Brian D. McLaren: Could it be that Jesus, always recognized as one of the greatest prophets of Islam, could in some way be rediscovered to save Islam from its dangerous dark side?

THEY ALSO say that Jesus was a muslim.

    Jesus in Islam  In Islam, the Prophet Jesus (Arabic: عيسى عليه الإسلام‎ `Īsā Alleh Islam) is considered to be a Messenger of God who was sent to guide the People of Israel (banī isrā'īl) with a new scripture, the Injīl or Gospel.[1] In sharp contrast to Christianity, Islam emphatically denies that Jesus was the Son of God, or that he was divine in any way. While accepting his Virgin Birth, Islam denies that Jesus was ever crucified or resurrected, or that he ever atoned for the sins of mankind; it especially scorns any notions that Jesus is to be worshipped or prayed to.

Denying the Atonement is one of the Stoneite dogmas which are peddled along with McLaren who must suffer muchly to have to quote some of the words of Jesus.

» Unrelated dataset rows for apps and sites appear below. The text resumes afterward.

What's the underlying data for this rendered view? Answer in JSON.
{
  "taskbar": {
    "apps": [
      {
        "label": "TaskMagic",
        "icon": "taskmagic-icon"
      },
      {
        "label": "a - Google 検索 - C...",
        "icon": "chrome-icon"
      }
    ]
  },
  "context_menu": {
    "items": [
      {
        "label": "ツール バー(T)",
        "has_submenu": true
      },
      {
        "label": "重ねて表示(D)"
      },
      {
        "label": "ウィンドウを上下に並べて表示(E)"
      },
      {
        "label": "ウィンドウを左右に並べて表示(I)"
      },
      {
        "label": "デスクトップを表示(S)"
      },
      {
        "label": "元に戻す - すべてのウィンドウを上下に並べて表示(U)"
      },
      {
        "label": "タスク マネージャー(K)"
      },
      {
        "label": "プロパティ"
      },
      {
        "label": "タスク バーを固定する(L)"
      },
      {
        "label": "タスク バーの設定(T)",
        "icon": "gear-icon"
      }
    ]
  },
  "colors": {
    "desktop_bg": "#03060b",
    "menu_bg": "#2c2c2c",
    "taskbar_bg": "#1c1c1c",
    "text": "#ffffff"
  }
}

Title: Re: The Emergent Church
Post by: marc on Wed Jun 23, 2010 - 20:38:17
um, no, that's not what he says. he says that islam recognizes jesus as a prophet, not that Jesus was Islamic. That would've been quite a trick.  i quoted that whole section above, btw.
Title: Re: The Emergent Church
Post by: blituri on Wed Jun 23, 2010 - 23:36:58
um, no, that's not what he says. he says that islam recognizes jesus as a prophet, not that Jesus was Islamic. That would've been quite a trick.  i quoted that whole section above, btw.

I quoted wikipedia. 

In fact, the muslim religion where ALLAH is the MOON GOODESS has its roots in Abraham but it is also a take off (as is lots of mormon writings) on the ancient Babylonian legends (history they would say) as well as contemporaneous writings.

Judaism is also Sabazianism because that is what God abandoned them to at Mount Sinai.

So, John makes up lots as he goes but if a Muslim converts he will be saved the same way as everyone else.

I am still trying to determing that SECRET which could not have been revealed before. He spends a lot of time on the Kingdom as if he has suddenly been aroused: probably been preaching the Core Gospel or the gospel of the gospel when Jesus and everyone else preached the gospel of the KINGDOM. 

He still hasn't found the most hidden secret: that church is a school (only) of the Word (only).